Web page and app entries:
================================
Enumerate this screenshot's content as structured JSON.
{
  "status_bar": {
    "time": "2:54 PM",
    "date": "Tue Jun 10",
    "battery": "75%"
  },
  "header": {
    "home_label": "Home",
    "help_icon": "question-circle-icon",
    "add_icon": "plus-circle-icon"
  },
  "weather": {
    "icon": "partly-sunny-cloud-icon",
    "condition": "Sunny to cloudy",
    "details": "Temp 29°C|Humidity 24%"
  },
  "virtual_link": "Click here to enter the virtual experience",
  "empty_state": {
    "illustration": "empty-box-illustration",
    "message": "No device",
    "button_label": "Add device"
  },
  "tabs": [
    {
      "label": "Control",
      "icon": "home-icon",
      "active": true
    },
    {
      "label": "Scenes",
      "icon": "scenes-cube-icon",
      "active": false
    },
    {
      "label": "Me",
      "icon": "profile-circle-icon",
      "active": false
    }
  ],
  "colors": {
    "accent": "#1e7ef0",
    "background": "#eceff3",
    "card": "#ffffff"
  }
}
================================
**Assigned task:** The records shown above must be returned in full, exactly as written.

**Response to this exercise:**
Enumerate this screenshot's content as structured JSON.
{
  "status_bar": {
    "time": "2:54 PM",
    "date": "Tue Jun 10",
    "battery": "75%"
  },
  "header": {
    "home_label": "Home",
    "help_icon": "question-circle-icon",
    "add_icon": "plus-circle-icon"
  },
  "weather": {
    "icon": "partly-sunny-cloud-icon",
    "condition": "Sunny to cloudy",
    "details": "Temp 29°C|Humidity 24%"
  },
  "virtual_link": "Click here to enter the virtual experience",
  "empty_state": {
    "illustration": "empty-box-illustration",
    "message": "No device",
    "button_label": "Add device"
  },
  "tabs": [
    {
      "label": "Control",
      "icon": "home-icon",
      "active": true
    },
    {
      "label": "Scenes",
      "icon": "scenes-cube-icon",
      "active": false
    },
    {
      "label": "Me",
      "icon": "profile-circle-icon",
      "active": false
    }
  ],
  "colors": {
    "accent": "#1e7ef0",
    "background": "#eceff3",
    "card": "#ffffff"
  }
}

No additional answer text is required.